If public policies seeking to increase the scale and scope of government intervention in the economy are to be successfully fought at the legislative and executive levels, the economic understanding of the public must certainly and urgently be enhanced. For this to be achieved, the delicate interface between moral passion and scientific detachment must be recognized and respected.

There is, we have insisted, a fundamental difference between economic education (the raison d’être of this Foundation) and “libertarian” ideology or rhetoric. The former is not, and must not be, a mere “public relations” expression of the latter. The legitimate moral, and even passionate, commitment with which the Foundation and its supporters seek to promote its goals need not (in fact, dare not) compromise the detachment and objectivity of the content of the economic education, the dissemination of which makes up those goals.


  1. Ludwig von Mises, Epistemological Problems of Economics (Princeton, N.J.: Van Nostrand, 1960 [translation of Grundprobleme der Nationalökonomie, 1933]), p. 214.
  2. It was in 1949 that these two Austrian economists published major works (unappreciated for a long time) developing these deepened insights: Ludwig von Mises, Human Action: A Treatise on Economics (New Haven: Yale University Press, 1949) and F.A. Hayek, Individualism and Economic Order (London: Routledge and Kegan Paul, 1949).
  3. George J. Stigler, “The Economist as Preacher,” in The Economist as Preacher and Other Essays (Chicago: University of Chicago Press, 1982).
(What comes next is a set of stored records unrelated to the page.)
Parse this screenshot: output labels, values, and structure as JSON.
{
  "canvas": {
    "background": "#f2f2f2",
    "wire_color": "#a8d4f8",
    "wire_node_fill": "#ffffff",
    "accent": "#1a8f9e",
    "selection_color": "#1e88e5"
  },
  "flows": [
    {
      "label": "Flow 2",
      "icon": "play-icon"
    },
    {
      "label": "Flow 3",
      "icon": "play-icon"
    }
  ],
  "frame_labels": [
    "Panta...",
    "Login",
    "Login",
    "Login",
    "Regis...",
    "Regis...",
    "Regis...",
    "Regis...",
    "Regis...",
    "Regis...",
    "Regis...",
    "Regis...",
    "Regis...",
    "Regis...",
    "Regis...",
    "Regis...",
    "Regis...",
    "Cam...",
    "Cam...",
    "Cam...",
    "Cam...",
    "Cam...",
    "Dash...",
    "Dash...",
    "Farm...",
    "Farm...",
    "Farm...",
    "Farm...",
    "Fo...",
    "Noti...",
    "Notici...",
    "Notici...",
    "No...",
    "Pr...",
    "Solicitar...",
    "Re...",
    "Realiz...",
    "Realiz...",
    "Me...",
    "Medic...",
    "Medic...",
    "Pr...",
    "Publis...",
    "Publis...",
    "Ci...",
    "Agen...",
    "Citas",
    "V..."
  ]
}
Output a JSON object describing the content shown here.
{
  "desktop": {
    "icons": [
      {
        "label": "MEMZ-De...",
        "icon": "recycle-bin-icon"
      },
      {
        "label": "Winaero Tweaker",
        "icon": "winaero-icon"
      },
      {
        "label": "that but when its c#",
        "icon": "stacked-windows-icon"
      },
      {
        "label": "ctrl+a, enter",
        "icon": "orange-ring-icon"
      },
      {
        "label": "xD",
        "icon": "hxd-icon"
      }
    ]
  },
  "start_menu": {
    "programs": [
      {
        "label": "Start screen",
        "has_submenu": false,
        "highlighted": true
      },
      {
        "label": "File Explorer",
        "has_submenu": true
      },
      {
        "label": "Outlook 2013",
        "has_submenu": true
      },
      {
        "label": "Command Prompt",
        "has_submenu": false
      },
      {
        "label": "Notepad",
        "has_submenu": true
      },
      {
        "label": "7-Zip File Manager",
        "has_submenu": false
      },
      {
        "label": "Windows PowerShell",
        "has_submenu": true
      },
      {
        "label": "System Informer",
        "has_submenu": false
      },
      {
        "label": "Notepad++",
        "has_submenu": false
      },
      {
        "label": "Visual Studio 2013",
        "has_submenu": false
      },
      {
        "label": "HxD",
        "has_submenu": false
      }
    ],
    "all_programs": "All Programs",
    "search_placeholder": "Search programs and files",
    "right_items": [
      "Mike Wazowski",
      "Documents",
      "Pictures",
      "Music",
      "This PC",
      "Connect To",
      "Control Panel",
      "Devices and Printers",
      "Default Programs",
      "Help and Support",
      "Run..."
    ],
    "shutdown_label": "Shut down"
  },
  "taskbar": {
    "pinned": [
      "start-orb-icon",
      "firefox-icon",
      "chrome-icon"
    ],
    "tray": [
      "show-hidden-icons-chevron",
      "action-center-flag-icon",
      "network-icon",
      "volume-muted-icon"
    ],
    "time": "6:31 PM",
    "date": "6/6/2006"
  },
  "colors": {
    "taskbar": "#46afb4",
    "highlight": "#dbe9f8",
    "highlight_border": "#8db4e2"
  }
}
The body of economic knowledge is an essential element in the structure of human civilization; it is the foundation upon which modern industrialism and all the moral, intellectual, technological, and therapeutical achievements of the last centuries have been built. It rests with men whether they will make the proper use of the rich treasure with which this knowledge provides them or whether they will leave it unused. But if they fail to take the best advantage of it and disregard its teachings and warnings, they will not annul economics; they will stamp out society and the human race.
—Ludwig von Mises, Human Action